**Extracted data**

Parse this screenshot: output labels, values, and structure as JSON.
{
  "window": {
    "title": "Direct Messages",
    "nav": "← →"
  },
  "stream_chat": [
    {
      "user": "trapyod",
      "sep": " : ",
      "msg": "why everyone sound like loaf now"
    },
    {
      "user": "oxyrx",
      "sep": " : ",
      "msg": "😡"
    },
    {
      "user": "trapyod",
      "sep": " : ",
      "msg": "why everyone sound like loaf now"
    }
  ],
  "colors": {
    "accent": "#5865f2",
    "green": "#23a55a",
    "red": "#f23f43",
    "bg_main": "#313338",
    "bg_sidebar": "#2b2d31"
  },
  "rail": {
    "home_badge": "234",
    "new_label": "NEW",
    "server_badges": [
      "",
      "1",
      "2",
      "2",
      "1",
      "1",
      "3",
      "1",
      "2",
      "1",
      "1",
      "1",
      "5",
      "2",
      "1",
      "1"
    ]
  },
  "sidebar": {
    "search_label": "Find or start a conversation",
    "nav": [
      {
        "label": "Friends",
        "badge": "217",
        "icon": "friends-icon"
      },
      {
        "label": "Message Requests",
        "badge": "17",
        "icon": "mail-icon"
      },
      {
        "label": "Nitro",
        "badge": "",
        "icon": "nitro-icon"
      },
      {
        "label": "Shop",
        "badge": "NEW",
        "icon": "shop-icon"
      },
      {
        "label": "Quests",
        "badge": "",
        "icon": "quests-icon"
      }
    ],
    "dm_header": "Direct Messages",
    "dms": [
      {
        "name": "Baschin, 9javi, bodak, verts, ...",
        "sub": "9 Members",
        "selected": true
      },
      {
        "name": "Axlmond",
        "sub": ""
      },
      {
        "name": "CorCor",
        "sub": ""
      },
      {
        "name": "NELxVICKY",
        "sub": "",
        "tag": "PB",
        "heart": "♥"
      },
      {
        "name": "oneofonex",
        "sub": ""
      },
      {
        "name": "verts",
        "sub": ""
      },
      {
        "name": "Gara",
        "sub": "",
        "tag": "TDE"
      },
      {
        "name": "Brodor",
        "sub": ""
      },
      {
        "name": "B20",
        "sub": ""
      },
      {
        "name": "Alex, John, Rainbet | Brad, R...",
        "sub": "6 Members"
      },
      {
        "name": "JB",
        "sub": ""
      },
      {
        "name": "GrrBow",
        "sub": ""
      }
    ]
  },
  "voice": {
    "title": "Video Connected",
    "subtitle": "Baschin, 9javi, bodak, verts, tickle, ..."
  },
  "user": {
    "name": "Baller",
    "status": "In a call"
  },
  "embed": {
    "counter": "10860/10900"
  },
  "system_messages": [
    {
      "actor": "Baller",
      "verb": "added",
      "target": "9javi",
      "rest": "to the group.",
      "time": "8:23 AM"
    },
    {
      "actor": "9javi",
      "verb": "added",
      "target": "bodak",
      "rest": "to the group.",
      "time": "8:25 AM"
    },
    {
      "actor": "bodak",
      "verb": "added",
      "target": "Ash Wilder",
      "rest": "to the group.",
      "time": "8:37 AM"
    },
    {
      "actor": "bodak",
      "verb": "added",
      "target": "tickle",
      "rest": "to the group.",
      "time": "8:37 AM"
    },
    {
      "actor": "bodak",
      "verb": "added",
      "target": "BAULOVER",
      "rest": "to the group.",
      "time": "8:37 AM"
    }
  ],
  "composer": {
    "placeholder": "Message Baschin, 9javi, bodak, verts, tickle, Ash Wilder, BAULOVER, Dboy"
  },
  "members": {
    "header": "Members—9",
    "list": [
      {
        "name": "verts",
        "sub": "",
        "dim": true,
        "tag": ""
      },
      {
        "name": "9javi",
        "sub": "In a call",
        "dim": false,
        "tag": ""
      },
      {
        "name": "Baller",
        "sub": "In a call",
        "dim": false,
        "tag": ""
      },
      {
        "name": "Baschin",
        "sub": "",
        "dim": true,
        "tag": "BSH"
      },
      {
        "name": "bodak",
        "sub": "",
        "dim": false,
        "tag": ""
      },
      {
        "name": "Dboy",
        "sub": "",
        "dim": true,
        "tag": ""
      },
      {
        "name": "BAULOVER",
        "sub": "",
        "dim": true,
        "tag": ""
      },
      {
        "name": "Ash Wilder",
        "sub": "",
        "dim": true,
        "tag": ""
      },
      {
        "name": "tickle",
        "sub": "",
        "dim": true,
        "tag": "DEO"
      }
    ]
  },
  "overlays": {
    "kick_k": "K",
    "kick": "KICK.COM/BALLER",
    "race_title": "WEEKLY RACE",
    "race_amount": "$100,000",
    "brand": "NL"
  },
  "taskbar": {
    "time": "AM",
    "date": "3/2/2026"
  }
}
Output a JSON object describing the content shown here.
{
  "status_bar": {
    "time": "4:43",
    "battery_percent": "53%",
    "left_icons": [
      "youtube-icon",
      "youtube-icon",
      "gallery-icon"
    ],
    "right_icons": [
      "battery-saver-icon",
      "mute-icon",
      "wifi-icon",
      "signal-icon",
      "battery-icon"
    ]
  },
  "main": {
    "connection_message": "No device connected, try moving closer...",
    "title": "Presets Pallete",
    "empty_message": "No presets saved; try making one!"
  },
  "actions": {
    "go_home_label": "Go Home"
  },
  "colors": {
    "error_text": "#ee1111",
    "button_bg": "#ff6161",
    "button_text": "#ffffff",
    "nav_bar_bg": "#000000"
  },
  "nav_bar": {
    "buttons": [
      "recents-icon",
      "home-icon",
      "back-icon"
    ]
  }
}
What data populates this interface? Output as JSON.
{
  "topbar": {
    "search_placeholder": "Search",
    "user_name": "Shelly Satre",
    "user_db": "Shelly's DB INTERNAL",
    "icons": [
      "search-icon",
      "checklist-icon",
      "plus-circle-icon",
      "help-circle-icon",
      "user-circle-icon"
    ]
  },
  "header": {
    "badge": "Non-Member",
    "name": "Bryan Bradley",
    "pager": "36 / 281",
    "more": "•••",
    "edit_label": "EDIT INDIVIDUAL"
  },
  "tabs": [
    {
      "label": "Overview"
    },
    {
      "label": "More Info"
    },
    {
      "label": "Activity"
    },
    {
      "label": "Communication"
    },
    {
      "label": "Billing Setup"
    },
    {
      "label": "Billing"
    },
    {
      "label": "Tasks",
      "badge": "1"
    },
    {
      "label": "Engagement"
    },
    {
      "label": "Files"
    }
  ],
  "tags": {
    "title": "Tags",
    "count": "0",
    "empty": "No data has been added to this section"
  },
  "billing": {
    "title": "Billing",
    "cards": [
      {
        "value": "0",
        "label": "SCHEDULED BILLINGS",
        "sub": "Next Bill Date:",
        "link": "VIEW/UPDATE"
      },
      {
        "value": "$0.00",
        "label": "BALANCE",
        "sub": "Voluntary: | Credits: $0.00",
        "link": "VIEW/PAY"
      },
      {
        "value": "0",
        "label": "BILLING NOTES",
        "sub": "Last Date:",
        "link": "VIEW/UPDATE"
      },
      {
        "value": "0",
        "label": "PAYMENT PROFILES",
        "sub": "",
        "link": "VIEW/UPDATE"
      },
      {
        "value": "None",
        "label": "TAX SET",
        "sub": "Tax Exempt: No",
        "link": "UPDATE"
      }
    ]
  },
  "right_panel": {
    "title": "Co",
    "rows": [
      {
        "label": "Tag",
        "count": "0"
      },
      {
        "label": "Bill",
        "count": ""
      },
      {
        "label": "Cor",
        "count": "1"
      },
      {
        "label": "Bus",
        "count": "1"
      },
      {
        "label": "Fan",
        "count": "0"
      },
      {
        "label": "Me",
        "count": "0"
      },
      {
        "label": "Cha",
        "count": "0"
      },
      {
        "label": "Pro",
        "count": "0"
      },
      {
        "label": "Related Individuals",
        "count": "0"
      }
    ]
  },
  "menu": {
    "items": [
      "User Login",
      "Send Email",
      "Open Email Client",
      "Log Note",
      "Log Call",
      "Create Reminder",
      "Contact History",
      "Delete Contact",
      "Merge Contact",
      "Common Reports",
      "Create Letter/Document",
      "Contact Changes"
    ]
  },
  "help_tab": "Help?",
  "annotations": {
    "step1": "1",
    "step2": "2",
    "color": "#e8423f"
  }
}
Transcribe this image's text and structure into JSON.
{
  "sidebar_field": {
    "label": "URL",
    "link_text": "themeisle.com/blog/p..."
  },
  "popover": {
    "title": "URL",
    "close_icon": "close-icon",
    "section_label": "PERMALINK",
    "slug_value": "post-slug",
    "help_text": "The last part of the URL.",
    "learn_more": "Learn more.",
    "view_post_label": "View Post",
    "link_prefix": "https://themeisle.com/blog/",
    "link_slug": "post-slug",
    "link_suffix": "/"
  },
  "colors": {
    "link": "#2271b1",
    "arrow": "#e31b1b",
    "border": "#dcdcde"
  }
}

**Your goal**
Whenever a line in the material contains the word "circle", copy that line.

**Output below**
      "plus-circle-icon",
      "help-circle-icon",
      "user-circle-icon"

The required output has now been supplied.